Tamir has been checking with the ministry how the new maps with the Green Line can be included into the new textbooks approved by the Education Ministry.
"There have been many complaints that the Israeli map which appears in textbooks does not have any borders," said Tamir to Ynet Tuesday morning, "I've looked into the matter and indeed, there is no reference to the Green Line. For example Gaza is still included as part of Israel."
'Attempt to determine political facts'
Tamir is not worried about the expected criticism: "Taking the Green Line out of the maps is also brining politics into schools. You can't draw Israel's borders without brining in politics. There are some things like Gaza that just need it. You can't help it that reality changes."
The expense of the new books is also not a concern since the change will only be made in new books to be published, existing books will remain unchanged.
Elhanan Glat, CEO of Bnei Akiva Yeshiva Center is very disappointed with this decision. "Unfortunately the Education Minister is forgetting that she is not the Education Minister of her party, but of all of the State of Israel. Such a statement is un-educational. It's an attempt to determine 'political' facts within the education system, and is generating mistrust in the Education officials – it's a shame. We will oppose this decision."
The Yesha Council said in response that "if the education minister believes that the Jewish presence in Israel began in 1948, she should go learn some history."
The council stated that "the tie between Israel and its land has existed for thousands of years, but instead the minister decides to ignore it."
Former Education Minister Yossi Sarid supported Tamir's decision, saying, "the students in Israel should know that Israel's eastern and northern borders are not final, and they will be settled one day through negotiations."
"Everything that is true in reality should appear in the textbooks, and this is our reality," he added. "After 1967 the border was broken and it's important that the students know this.

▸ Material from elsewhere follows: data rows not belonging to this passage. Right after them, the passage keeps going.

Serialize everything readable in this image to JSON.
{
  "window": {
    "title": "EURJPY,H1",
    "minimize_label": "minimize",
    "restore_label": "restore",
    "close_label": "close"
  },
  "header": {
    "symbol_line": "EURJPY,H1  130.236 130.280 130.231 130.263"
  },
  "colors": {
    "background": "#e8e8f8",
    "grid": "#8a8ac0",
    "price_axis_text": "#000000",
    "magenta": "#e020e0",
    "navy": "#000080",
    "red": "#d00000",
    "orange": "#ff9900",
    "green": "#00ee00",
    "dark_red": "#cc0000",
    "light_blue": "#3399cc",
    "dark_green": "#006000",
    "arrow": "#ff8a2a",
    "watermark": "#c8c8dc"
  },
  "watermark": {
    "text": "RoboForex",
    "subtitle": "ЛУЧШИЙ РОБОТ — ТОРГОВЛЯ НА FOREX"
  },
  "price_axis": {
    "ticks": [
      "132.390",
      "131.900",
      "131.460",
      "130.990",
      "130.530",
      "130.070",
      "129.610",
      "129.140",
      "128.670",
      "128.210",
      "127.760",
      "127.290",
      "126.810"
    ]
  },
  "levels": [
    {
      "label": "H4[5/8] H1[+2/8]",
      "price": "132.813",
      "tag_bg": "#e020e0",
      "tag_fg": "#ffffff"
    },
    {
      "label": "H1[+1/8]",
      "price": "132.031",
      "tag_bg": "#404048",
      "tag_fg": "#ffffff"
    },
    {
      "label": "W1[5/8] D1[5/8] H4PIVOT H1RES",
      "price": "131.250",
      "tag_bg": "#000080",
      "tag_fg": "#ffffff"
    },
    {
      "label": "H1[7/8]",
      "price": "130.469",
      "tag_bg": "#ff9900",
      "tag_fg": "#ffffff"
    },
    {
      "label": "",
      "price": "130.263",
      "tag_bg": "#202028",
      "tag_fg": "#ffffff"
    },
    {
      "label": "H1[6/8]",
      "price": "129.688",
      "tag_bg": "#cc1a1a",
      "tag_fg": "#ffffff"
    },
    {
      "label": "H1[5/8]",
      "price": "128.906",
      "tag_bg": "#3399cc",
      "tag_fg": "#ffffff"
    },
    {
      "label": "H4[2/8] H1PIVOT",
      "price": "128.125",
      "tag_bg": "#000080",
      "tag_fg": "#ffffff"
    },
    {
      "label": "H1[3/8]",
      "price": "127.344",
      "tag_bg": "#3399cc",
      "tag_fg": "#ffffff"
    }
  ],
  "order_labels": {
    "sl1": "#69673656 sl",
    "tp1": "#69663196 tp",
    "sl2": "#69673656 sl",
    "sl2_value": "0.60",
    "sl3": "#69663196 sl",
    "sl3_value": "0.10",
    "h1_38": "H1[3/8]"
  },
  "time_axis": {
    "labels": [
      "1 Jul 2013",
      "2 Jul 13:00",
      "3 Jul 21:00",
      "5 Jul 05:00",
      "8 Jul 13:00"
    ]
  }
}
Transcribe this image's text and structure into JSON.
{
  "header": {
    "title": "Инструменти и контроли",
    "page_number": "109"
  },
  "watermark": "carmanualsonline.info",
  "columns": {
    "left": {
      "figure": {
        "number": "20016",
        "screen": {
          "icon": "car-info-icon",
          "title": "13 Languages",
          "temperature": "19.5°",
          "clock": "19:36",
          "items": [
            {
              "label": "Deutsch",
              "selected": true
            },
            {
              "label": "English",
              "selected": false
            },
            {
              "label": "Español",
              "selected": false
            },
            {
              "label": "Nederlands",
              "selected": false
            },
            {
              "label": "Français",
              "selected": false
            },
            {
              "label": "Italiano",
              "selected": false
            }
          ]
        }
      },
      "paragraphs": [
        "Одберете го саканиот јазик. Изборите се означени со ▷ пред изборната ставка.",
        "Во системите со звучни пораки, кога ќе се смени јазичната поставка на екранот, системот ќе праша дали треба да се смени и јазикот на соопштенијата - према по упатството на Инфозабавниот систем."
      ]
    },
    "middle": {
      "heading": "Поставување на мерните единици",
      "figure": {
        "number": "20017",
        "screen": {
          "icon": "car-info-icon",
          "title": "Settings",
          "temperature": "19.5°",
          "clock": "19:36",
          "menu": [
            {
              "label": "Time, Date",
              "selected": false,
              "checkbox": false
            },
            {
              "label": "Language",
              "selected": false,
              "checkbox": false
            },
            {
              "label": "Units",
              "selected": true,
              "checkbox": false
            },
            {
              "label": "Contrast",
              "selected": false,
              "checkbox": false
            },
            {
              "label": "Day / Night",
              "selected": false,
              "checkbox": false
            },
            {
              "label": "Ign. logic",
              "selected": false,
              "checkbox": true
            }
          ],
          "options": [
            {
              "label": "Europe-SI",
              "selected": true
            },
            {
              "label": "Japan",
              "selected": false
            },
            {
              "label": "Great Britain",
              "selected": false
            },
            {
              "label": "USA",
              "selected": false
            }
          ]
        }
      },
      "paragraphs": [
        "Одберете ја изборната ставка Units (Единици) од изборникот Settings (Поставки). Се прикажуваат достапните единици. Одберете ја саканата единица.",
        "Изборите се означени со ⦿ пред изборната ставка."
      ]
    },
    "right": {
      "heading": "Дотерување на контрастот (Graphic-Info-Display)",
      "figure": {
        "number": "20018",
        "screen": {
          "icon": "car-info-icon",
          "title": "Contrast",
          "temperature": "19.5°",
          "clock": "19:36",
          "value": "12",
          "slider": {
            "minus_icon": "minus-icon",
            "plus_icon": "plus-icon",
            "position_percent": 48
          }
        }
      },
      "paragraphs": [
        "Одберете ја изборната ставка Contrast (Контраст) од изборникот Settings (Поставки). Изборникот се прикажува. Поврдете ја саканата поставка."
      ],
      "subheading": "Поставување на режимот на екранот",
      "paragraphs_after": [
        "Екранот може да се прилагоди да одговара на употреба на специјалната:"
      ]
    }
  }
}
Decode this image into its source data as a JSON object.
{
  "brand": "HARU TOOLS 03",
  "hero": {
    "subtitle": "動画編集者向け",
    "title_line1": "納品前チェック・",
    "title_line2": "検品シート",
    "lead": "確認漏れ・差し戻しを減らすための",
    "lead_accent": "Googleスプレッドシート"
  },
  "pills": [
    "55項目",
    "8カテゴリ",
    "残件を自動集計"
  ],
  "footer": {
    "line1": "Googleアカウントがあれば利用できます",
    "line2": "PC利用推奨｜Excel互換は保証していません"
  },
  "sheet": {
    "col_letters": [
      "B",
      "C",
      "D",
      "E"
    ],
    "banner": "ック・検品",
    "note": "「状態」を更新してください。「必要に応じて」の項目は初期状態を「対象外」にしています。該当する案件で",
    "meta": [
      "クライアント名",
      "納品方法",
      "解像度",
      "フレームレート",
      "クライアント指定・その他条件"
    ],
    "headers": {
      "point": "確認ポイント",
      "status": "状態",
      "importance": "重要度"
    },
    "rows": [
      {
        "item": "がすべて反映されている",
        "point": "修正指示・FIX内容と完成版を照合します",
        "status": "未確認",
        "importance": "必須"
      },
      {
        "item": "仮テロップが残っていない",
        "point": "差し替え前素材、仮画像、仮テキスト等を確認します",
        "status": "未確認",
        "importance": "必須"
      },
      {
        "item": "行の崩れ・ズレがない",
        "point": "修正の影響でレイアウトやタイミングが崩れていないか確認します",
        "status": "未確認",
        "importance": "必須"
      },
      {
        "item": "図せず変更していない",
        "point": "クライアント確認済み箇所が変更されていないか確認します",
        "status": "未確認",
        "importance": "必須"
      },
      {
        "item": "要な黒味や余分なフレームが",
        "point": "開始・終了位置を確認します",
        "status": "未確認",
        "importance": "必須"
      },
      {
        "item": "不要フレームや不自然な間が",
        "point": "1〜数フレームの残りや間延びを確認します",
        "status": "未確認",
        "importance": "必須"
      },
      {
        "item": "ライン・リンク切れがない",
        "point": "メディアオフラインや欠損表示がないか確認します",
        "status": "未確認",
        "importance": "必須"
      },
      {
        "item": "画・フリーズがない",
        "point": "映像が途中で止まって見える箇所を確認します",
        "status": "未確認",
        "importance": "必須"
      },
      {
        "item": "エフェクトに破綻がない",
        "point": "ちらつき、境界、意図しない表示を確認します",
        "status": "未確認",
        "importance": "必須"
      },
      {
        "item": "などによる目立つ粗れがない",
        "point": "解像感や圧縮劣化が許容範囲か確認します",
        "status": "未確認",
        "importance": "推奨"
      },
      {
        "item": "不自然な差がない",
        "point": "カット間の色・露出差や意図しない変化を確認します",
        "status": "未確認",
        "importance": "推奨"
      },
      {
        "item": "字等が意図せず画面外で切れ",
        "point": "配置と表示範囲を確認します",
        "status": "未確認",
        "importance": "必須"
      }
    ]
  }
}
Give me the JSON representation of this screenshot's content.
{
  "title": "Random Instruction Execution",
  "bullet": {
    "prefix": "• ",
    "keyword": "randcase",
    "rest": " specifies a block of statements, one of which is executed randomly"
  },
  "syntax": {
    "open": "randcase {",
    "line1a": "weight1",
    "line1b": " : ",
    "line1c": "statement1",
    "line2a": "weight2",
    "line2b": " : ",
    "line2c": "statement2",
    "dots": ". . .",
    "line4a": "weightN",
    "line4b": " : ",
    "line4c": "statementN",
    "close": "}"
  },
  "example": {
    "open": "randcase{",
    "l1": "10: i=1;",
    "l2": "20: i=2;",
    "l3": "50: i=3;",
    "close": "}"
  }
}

This is the true border story in the east – it’s not over and done with."